We already have meat that's animal-free. Can the same marvels of science be applied to leather?
The answer, if you ask biotech startup Modern Meadow, is yes. The Nutley, New Jersey-based company says it has developed a material, called Zoa, that feels and functions like leather, without the use of animal hides. The startup engineers DNA in yeast cells, creating proteins that it then uses as building blocks. It can arrange the proteins to give Zoa specific traits, which chief technology officer Dave Williamson says provides significant advantages over standard leather.
"We can engineer our material to meet specific application needs," he says. "So we might avoid some challenges of the traditional material in terms of weight or toughness, or just make a very thin material."
Williamson says Modern Meadow's goal is to bring Zoa to market within the next year. The startup has been working with potential partners to design materials that match their needs, though Williamson declined to name those companies.
"Anywhere where leather is being used today, there's an opportunity to bring along another material with differentiating characteristics," he says. "So applications in auto or footwear or upholstery all represent really large, attractive market opportunities."
Father-son duo Gabor and Andras Forgacs co-founded Modern Meadow in 2011, borrowing from science they'd applied at their previous startup, a 3-D bioprinting company called Organovo. The 92-employee company has raised $53.5 million in funding from investors including Horizons Ventures, Iconiq Capital, and Nest founder Tony Fadell.

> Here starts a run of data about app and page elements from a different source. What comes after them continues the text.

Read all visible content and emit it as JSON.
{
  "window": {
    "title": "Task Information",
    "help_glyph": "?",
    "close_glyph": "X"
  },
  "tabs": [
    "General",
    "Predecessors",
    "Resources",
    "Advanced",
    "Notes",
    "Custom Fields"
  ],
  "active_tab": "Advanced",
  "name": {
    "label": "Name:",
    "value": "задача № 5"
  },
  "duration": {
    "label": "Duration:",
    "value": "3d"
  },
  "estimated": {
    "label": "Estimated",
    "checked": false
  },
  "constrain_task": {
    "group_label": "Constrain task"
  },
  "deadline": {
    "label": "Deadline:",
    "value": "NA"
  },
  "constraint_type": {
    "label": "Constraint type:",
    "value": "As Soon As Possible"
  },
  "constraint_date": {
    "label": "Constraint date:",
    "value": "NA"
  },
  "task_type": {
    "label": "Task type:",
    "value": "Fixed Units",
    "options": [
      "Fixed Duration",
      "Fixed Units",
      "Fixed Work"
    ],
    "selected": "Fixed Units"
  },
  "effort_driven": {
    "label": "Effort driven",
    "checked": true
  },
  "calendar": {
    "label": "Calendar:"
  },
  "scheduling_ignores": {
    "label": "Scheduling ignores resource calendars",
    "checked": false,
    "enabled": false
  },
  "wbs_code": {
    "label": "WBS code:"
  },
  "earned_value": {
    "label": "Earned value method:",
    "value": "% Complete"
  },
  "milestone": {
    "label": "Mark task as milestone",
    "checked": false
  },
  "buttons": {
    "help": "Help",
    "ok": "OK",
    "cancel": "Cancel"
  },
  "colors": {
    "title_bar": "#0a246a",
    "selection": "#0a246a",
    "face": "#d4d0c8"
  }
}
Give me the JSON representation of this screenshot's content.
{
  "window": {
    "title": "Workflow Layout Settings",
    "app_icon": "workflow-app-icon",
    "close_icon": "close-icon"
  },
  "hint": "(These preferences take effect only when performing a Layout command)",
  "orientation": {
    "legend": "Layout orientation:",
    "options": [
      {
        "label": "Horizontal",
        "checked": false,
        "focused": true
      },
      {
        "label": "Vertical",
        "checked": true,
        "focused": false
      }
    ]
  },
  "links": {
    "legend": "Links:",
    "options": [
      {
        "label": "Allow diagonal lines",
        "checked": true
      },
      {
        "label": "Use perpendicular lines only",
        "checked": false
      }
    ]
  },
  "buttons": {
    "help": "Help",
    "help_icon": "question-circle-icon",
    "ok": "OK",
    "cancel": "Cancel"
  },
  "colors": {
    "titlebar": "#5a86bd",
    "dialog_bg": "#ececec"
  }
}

Of course, synthetic leather has been around for some time; shoes and apparel that look like leather but are actually made largely of polyurethane--aka "pleather"--are fairly common. But Modern Meadow thinks it can distinguish itself on the basis of performance and customizability, while maintaining a price point comparable to that of traditional leather.
And while leather goods were a $95 billion market in 2018 according to research firm Research and Markets, the company doesn't view itself as an alternative to only that material. "It's not just a direct competitor to traditional leather or synthetics," Williamson says. "We're thinking of it as a new material that can work in multiple spaces. Once we understand what the unmet needs are in a given market, we can go after it with a tailored solution."
Inc. visited Modern Meadow's innovation lab in New Jersey to see how the company creates its material from scratch. Check out the 360-degree video above for an inside look at the process.